February 13, 2013 (San Diego)--Mylar balloons can make great Valentine’s Day gifts, if they’re kept indoors or securely tied down, but they can also pose a safety hazard. San Diego Gas & Electric (SDG&E) today urged customers to be aware of the dangers that can arise when Mylar balloons touch power lines.
The metallic coating on Mylar balloons is an excellent conductor of electricity. If a Mylar balloon touches a power line, it could cause a power outage in your neighborhood, and even an electrical fire.
SDG&E reminds all San Diegans:
- Keep Mylar balloons indoors.
- If you see a Mylar balloon at an outdoor gathering, make sure that it is securely tied down or attached to a weight.
- When disposing of a Mylar balloon, make sure to puncture it in several places. Partially-inflated Mylar balloons can easily become airborne.
- If a Mylar balloon, kite or any object becomes entangled in an overhead power line, call 9-1-1 or SDG&E at 1-800-411-7343. Do not try to remove it yourself.
For more information on safety, please visit SDG&E’s website at www.sdge.com/safety or call 1-800-411-SDGE (7343).
SDG&E is a regulated public utility that provides safe and reliable energy service to 3.4 million consumers through 1.4 million electric meters and more than 855,000 natural gas meters in San Diego and southern Orange counties. The utility’s area spans 4,100 square miles. SDG&E is committed to creating ways to help customers save energy and money every day.

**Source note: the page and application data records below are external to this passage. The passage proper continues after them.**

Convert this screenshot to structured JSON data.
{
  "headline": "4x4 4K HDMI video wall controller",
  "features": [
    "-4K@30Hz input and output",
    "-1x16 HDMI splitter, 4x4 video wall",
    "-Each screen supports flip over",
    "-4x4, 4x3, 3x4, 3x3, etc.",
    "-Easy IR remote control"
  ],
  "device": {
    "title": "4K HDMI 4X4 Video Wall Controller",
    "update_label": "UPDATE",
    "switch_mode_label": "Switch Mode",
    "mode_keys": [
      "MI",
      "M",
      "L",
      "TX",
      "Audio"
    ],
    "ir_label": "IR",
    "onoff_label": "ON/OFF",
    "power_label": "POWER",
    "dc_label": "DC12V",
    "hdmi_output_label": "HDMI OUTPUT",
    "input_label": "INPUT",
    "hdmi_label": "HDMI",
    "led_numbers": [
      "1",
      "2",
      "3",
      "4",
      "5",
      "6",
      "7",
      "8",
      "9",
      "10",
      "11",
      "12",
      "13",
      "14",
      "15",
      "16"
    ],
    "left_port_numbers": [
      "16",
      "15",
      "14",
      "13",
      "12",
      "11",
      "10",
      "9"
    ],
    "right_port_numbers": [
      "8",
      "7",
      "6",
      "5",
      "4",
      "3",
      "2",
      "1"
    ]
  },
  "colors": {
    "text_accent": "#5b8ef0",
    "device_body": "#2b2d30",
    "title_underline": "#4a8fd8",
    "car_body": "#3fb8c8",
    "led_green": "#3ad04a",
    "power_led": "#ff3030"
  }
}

SDG&E is a subsidiary of Sempra Energy (NYSE: SRE), a Fortune 500 energy services holding company based in San Diego.